The annual report of PwC, a professional services giant, reveals that Black, Asian and ethnic minority workers (BAME) that are working in their firm in the United Kingdom earn around 13% less than their white colleagues.
PwC explained that while BAME workers statistically earned less, it could partly be caused by the fact that majority of the said workers were employed in junior and admin roles.
In a report, the firm stated that it had reported the figures in an attempt to “shine the spotlight on ethnicity in the workplace and encourage organisations to take action.”
The group has offices around the world and employs almost around 18,000 people in the United Kingdom. Kevin Ellis, its chairman, stated: “We need to start looking beyond the narrow lens of gender. Otherwise, true workplace diversity won’t be achieved.”
Over the summer, the issue regarding pay gaps has been a hot political potato after the BBC coming under fire when it was disclosed that male presenters were earning well above their female colleagues.
Starting April 2018, firms that are employing more than 250 people will be required to reveal the mean and median bonus gap as well as its mean and median gender pay gap in terms of hourly pay.
They will also have to report the proportion of females and males that are receiving a bonus and the proportion of females and males in each pay quartile.
PwC reported that its BAME pay gap is presently at 12.8% and the BAME bonus gap is at 35.4%.
“The more transparent we are with our diversity and social mobility data, the more we hold ourselves accountable to achieving real change,” Ellis added.
He emphasized that BAME and non-BAME employees were compensated the same for doing equivalent job functions.
“Our priority is to do all we can to retain our junior BAME talent and improve rates of progression to senior management levels,” said Ellis.
“We are also talking to our BAME employees to understand their sense of working at PwC to see if there are any barriers we can address.”
PwC reported record revenues for the year of £3.60bn. However, the firm also said that Brexit had dented profits which had seen senior partners take a pay cut.

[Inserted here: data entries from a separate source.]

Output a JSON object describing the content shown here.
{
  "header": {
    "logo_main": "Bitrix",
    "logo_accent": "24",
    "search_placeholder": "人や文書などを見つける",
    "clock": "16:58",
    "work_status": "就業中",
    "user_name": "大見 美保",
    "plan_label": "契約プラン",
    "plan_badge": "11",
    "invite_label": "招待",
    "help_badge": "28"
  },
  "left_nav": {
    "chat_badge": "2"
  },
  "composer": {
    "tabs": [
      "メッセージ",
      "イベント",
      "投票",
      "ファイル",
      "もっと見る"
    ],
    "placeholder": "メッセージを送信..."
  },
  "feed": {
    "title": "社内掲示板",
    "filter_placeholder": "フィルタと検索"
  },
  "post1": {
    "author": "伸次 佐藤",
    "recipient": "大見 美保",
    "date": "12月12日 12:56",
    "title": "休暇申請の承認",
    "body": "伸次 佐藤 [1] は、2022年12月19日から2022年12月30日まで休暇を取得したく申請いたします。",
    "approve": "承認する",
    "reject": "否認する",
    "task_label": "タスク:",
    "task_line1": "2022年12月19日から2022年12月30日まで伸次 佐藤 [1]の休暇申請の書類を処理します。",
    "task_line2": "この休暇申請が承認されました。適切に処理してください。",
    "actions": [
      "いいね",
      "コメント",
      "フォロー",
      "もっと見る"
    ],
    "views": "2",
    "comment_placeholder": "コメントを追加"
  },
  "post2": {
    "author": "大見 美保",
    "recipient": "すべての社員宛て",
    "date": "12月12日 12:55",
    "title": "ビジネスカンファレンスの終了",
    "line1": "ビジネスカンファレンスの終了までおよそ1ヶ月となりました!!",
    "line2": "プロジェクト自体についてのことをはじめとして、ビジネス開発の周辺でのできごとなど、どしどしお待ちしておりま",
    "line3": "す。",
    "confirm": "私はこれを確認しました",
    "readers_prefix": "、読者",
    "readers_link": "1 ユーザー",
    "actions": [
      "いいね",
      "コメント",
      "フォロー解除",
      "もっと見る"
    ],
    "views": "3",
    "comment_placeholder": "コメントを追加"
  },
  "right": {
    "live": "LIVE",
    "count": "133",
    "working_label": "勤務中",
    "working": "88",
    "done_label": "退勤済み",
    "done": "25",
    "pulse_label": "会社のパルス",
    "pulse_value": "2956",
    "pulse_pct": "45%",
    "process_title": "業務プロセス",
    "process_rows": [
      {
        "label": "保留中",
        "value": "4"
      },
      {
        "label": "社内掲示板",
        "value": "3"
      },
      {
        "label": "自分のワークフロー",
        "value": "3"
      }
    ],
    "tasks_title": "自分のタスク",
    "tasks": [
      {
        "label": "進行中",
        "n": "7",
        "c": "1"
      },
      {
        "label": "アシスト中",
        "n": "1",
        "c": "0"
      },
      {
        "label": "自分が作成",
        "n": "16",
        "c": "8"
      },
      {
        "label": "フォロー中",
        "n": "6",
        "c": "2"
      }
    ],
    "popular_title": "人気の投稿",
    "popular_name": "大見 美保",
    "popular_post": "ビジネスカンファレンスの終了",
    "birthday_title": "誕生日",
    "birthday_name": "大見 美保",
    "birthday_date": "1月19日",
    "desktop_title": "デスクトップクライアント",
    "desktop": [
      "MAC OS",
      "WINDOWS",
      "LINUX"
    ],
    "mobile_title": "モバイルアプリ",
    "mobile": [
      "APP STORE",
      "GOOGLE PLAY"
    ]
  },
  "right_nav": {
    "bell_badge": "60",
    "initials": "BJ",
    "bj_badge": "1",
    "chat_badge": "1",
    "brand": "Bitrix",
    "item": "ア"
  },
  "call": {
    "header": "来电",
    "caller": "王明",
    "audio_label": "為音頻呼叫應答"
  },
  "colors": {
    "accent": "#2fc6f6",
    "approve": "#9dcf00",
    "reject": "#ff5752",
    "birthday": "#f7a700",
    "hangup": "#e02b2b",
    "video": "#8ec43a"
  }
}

Profits fell by 1% to £822m, contributing to an 8% decrease in profits distributed to each of the 953 equity partners of the firm. This brought the average profit per partner down an average of £52,000 resulting to £652,000 per partner.